*WHAT IS BEING ASKED*
Every entry is to be returned unchanged, and no picture is to be included.

(Extracted records)
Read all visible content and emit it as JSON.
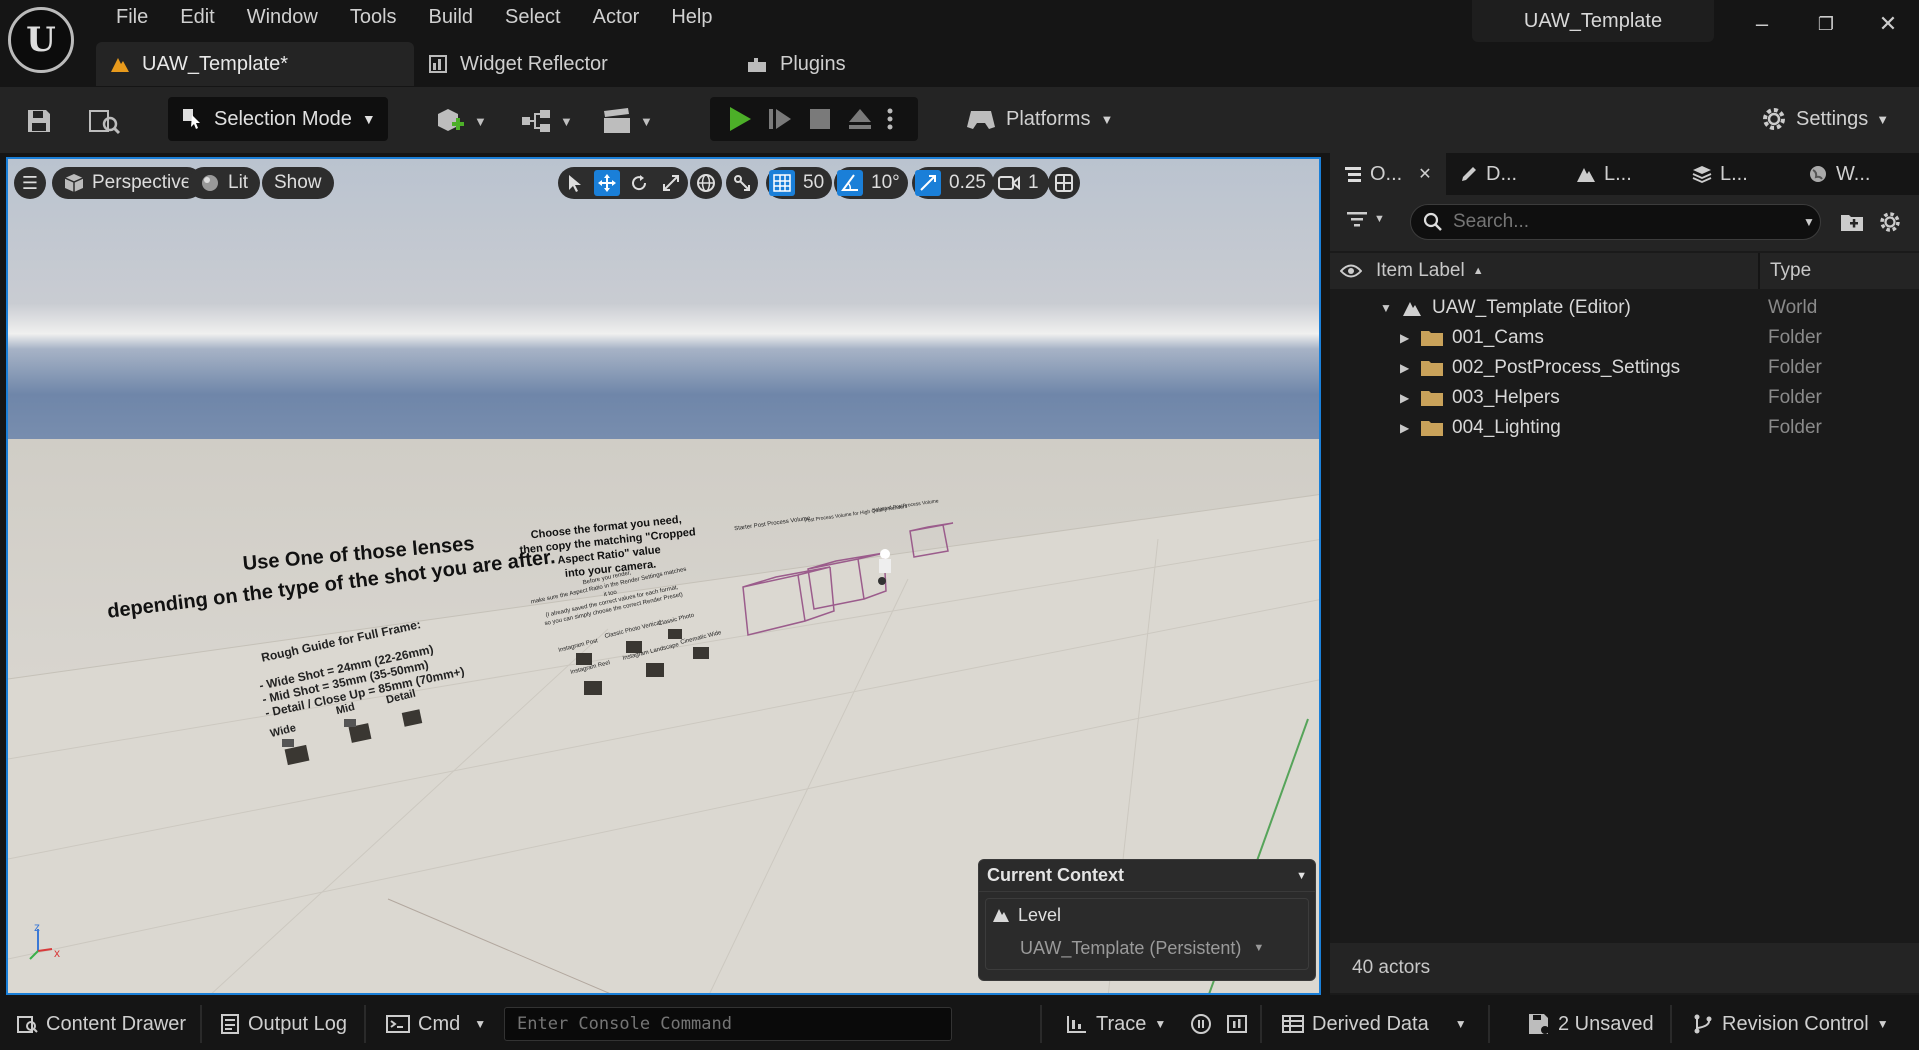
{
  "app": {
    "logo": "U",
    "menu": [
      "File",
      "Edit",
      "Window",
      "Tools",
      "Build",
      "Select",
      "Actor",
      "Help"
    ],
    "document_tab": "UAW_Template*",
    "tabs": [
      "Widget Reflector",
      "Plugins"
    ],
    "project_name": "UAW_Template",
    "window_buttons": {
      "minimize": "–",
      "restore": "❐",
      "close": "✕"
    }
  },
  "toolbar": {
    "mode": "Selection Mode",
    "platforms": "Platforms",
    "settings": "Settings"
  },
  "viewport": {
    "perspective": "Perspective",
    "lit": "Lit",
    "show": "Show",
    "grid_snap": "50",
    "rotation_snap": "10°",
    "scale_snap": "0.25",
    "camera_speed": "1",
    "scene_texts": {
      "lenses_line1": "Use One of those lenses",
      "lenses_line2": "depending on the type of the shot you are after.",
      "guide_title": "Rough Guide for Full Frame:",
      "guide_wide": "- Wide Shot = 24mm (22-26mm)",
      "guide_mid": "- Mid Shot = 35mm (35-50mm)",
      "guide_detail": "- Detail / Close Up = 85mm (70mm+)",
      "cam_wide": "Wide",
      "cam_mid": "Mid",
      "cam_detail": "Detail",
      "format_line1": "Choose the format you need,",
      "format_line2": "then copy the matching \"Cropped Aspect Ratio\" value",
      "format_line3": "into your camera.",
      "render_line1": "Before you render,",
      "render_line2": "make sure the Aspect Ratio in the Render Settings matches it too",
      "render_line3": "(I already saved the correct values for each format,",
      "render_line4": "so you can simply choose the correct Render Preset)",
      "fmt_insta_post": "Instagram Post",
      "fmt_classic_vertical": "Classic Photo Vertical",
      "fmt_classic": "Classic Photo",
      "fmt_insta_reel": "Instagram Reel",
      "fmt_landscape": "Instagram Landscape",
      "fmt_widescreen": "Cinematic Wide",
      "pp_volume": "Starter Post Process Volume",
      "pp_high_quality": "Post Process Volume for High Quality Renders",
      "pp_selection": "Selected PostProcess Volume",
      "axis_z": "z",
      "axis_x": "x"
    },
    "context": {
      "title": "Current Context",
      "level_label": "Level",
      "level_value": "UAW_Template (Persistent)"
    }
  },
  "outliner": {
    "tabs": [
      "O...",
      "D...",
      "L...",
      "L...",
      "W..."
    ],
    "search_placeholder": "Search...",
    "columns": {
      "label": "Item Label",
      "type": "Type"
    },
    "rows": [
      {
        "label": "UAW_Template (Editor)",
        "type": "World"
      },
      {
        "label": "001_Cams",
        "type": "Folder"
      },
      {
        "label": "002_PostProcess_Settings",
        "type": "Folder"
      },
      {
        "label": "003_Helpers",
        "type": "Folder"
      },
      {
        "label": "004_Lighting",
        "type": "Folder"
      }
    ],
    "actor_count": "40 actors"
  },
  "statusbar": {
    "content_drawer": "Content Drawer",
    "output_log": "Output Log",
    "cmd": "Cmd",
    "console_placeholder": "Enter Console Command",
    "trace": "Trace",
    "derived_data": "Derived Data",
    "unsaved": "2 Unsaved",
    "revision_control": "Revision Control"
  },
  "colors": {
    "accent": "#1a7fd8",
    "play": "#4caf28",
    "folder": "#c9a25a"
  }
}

*SOLUTION FOR THIS TASK*
Read all visible content and emit it as JSON.
{
  "app": {
    "logo": "U",
    "menu": [
      "File",
      "Edit",
      "Window",
      "Tools",
      "Build",
      "Select",
      "Actor",
      "Help"
    ],
    "document_tab": "UAW_Template*",
    "tabs": [
      "Widget Reflector",
      "Plugins"
    ],
    "project_name": "UAW_Template",
    "window_buttons": {
      "minimize": "–",
      "restore": "❐",
      "close": "✕"
    }
  },
  "toolbar": {
    "mode": "Selection Mode",
    "platforms": "Platforms",
    "settings": "Settings"
  },
  "viewport": {
    "perspective": "Perspective",
    "lit": "Lit",
    "show": "Show",
    "grid_snap": "50",
    "rotation_snap": "10°",
    "scale_snap": "0.25",
    "camera_speed": "1",
    "scene_texts": {
      "lenses_line1": "Use One of those lenses",
      "lenses_line2": "depending on the type of the shot you are after.",
      "guide_title": "Rough Guide for Full Frame:",
      "guide_wide": "- Wide Shot = 24mm (22-26mm)",
      "guide_mid": "- Mid Shot = 35mm (35-50mm)",
      "guide_detail": "- Detail / Close Up = 85mm (70mm+)",
      "cam_wide": "Wide",
      "cam_mid": "Mid",
      "cam_detail": "Detail",
      "format_line1": "Choose the format you need,",
      "format_line2": "then copy the matching \"Cropped Aspect Ratio\" value",
      "format_line3": "into your camera.",
      "render_line1": "Before you render,",
      "render_line2": "make sure the Aspect Ratio in the Render Settings matches it too",
      "render_line3": "(I already saved the correct values for each format,",
      "render_line4": "so you can simply choose the correct Render Preset)",
      "fmt_insta_post": "Instagram Post",
      "fmt_classic_vertical": "Classic Photo Vertical",
      "fmt_classic": "Classic Photo",
      "fmt_insta_reel": "Instagram Reel",
      "fmt_landscape": "Instagram Landscape",
      "fmt_widescreen": "Cinematic Wide",
      "pp_volume": "Starter Post Process Volume",
      "pp_high_quality": "Post Process Volume for High Quality Renders",
      "pp_selection": "Selected PostProcess Volume",
      "axis_z": "z",
      "axis_x": "x"
    },
    "context": {
      "title": "Current Context",
      "level_label": "Level",
      "level_value": "UAW_Template (Persistent)"
    }
  },
  "outliner": {
    "tabs": [
      "O...",
      "D...",
      "L...",
      "L...",
      "W..."
    ],
    "search_placeholder": "Search...",
    "columns": {
      "label": "Item Label",
      "type": "Type"
    },
    "rows": [
      {
        "label": "UAW_Template (Editor)",
        "type": "World"
      },
      {
        "label": "001_Cams",
        "type": "Folder"
      },
      {
        "label": "002_PostProcess_Settings",
        "type": "Folder"
      },
      {
        "label": "003_Helpers",
        "type": "Folder"
      },
      {
        "label": "004_Lighting",
        "type": "Folder"
      }
    ],
    "actor_count": "40 actors"
  },
  "statusbar": {
    "content_drawer": "Content Drawer",
    "output_log": "Output Log",
    "cmd": "Cmd",
    "console_placeholder": "Enter Console Command",
    "trace": "Trace",
    "derived_data": "Derived Data",
    "unsaved": "2 Unsaved",
    "revision_control": "Revision Control"
  },
  "colors": {
    "accent": "#1a7fd8",
    "play": "#4caf28",
    "folder": "#c9a25a"
  }
}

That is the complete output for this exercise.